Monday, July 23, 2012

This is how it's supposed to work

I think I finally found my answer to the people who respond to the news that L and O are leaving us with a concerned look, a gentle hand on my arm and a soft-spoken, "but how are YOU doing?"

This is how it's supposed to work.

These two children spent over a year in my home. I've taken them to school, I've scheduled their appointments, I've soothed their fears, I've cleaned up their vomit. I've documented and reported every nightmare, every difficult question, every inappropriate comment made on a phone call. I've raised them for over a quarter of O's life. And I will miss them when they go.

But, from the beginning, I have known that there was family out there that loved them, that wanted them, that was fighting for them.

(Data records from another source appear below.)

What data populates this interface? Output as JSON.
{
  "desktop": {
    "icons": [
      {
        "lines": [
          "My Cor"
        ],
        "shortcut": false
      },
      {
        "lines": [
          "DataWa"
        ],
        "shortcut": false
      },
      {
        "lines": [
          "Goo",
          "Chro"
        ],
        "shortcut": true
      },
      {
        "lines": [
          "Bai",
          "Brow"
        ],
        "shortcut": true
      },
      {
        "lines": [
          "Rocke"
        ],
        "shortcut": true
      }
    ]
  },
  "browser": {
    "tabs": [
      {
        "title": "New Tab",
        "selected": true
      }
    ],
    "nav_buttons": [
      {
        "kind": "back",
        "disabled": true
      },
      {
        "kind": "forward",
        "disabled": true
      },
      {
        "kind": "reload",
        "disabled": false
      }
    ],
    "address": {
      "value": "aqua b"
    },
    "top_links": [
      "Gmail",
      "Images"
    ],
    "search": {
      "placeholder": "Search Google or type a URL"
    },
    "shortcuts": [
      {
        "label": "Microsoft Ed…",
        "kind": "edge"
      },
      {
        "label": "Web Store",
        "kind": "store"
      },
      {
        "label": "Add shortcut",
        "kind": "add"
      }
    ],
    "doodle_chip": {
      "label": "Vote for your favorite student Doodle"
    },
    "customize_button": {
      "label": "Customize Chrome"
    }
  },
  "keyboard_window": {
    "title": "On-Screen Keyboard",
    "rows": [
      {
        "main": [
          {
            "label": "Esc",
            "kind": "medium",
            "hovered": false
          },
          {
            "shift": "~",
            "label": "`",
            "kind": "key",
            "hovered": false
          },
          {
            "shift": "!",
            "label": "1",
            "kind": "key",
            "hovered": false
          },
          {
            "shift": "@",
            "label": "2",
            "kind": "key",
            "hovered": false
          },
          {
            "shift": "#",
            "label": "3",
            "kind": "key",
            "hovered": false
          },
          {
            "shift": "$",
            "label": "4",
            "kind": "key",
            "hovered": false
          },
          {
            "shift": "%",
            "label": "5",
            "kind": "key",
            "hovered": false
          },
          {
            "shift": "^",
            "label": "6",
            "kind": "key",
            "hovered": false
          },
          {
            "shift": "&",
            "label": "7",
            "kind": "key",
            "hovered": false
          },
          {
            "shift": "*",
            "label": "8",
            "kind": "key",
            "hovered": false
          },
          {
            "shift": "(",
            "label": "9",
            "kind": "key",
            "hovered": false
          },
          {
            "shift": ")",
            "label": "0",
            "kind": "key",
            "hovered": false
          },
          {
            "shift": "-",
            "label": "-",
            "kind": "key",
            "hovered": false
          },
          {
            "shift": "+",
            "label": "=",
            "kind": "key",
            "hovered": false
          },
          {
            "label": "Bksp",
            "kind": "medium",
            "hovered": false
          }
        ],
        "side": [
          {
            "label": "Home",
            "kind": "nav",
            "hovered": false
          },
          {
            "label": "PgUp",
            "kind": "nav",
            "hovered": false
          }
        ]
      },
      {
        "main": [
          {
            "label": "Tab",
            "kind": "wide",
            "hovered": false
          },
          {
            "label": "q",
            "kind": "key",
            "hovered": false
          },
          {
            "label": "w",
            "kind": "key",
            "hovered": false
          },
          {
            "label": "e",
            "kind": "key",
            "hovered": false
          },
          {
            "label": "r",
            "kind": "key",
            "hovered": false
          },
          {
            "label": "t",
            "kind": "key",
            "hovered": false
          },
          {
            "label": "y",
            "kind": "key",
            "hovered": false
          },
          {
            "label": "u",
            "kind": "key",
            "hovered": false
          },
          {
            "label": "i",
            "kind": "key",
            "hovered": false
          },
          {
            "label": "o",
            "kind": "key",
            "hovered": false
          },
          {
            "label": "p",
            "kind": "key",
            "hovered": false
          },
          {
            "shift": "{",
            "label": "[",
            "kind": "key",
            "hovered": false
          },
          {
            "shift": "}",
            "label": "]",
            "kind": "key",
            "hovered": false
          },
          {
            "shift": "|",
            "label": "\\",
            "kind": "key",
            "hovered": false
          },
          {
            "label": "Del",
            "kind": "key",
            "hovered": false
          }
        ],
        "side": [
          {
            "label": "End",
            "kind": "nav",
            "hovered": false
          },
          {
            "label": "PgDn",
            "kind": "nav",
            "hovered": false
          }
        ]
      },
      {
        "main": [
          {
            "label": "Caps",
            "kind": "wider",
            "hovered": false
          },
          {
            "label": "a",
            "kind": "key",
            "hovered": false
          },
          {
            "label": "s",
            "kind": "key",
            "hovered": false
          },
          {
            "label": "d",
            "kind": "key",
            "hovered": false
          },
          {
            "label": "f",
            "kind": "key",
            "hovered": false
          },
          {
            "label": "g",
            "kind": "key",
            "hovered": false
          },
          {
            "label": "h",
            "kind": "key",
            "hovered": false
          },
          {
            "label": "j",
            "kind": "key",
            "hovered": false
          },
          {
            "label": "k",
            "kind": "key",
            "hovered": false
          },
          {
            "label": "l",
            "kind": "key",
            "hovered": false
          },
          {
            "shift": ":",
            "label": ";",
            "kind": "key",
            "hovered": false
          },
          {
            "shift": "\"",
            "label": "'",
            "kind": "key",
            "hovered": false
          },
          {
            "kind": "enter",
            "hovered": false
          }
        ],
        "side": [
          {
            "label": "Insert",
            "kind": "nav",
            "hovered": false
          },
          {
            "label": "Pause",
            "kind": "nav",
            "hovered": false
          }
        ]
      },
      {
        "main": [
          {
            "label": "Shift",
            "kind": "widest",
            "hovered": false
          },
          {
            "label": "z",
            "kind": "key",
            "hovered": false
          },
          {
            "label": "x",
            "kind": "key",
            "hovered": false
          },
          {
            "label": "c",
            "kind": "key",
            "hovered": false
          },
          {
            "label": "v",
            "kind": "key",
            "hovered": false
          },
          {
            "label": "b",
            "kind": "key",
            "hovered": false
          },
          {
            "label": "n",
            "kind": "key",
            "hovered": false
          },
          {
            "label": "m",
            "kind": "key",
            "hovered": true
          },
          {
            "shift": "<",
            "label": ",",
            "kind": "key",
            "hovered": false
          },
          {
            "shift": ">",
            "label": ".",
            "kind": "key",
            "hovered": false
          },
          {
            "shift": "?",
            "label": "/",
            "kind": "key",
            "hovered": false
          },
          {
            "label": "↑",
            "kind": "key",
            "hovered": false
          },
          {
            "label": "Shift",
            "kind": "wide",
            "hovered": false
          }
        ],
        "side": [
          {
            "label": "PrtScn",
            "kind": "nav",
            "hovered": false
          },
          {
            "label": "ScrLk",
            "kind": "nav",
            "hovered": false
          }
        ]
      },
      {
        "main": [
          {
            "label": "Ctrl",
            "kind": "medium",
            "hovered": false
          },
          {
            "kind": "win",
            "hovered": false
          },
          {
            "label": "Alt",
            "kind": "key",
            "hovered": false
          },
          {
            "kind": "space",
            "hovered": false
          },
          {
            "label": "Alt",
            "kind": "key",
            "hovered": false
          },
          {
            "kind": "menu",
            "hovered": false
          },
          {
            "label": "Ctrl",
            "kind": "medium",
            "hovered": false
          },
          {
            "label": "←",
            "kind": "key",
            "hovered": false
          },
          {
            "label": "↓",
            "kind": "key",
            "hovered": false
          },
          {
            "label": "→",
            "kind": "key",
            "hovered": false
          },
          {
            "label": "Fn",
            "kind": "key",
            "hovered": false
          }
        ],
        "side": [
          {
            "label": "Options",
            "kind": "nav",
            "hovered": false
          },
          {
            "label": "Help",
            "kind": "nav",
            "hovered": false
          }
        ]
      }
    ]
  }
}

This was never a potential foster-to-adopt case, no matter how frustrated I (and the court) sometimes got with the family. 

Is BioMom a perfect parent? No. But if children only stayed with perfect parents, there wouldn't be an intact family in the world.

Will she continue the work we've done to teach L that she's not O's parent? Probably not. I suspect that L will spend the next ten years or so of her life being Mom's babysitter. She won't be the first oldest-child to do so.

Can BioMom and BioDad continue to work together to provide their kids with everything they need once they know that DFCS isn't watching every move and hearing everything they say to the kids? I don't know.

But none of that is appropriate for me to share with the well-intentioned souls who have loved these children as members of my family and who are now questioning how I will feel about "letting them go." And they will be safe. And loved.

This is how it's supposed to work.

At the root of it all, I am at peace with their return home. I hope and pray that this year of not having her kids with her have helped BioMom grow up some and get her feet under her more firmly. I trust that God has a plan for these kids and their extended family and I try to be confident that I have fulfilled the role He had for me in their lives. I wonder, somewhat wistfully, whether the image of the relationship Mr D and I have will ever surface in L's teenage or young adult mind when she's faced with choices about what kind of man she wants in her life; I'd like to think that, somewhere, she will decide that she wants what we have -- stability, respect, support -- rather than what her mother has had to struggle through on her own. I want that for her.

But what I want is not at issue here. What is "best" for the kids may not even be at issue here, depending on how you define "best." As arrogant as it sounds, they would get better parenting with us. They might have more opportunities for extra activities that cost money and take time with us. But those are not reasons to remove children from their families. BioMom has worked hard to fix the parts of her life that were reasons to remove them, and she has succeeded. It's time for them to go home.

This is how it's supposed to work.

The case isn't over. They are returning home, but the case will remain open. County CW will be dropping by their home unannounced, as will the CASA. There are provisions in the court order that will make it easy for CW to pull them back into care if certain changes BioMom has made are not maintained. If that happens, I am certain they will call us to take them back. I don't yet know what we will say, but that's another post for another day. For now, I am thinking positive, cheering BioMom on to continue the improvements she's made in her life for their sake, and only saying one thing:

This is how it's supposed to work.

Tuesday, July 3, 2012

Successful Hurdle Leaping!

A few hours after my last post, I got a phone call. It's not all the answers, but it did tell me that BioMom has successfully crossed the last "t". It was safe to tell the kids the transition plan.

And it was safe to begin transitioning their possessions back to BioMom's house with each visit.  (They have a lot of possessions, so knowing we'll have 4 or 5 trips to get everything moved is reassuring.)

Doing the Happy Dance.

Everyone asks me if it isn't going to be "so hard" to "let them go."

Maybe it will be when the real day comes.

But, right now? Right now, I am so excited for their BioMom, who has worked her rear end off for months and never missed a chance to visit with her kids. Right now, I am thrilled for these children who have wanted this whole year to "go home" even though "home" was never a place to them--it was a person. Right now, I am ecstatic for my own biological family, which has been wearing thin and needing a prolonged break from the behaviors of L and O.

Right now, I am dancing in the streets.

"A few days"


It's been a week since they said "a few days". Now they're saying "maybe by the end of the week."

And I still can't tell the kids anything.

And I still can't plan for anything either as a foster family or as a biological one since I don't know exactly when these transitional visits will be.

And I still have kids jumping out of their skin because they don't know what's going to happen when and I can't tell them.

And the caseworker is ignoring me when I ask for status updates of how that last thing BioMom had to do is going.

And I'm exhausted and overwhelmed and HATING THIS SYSTEM!!!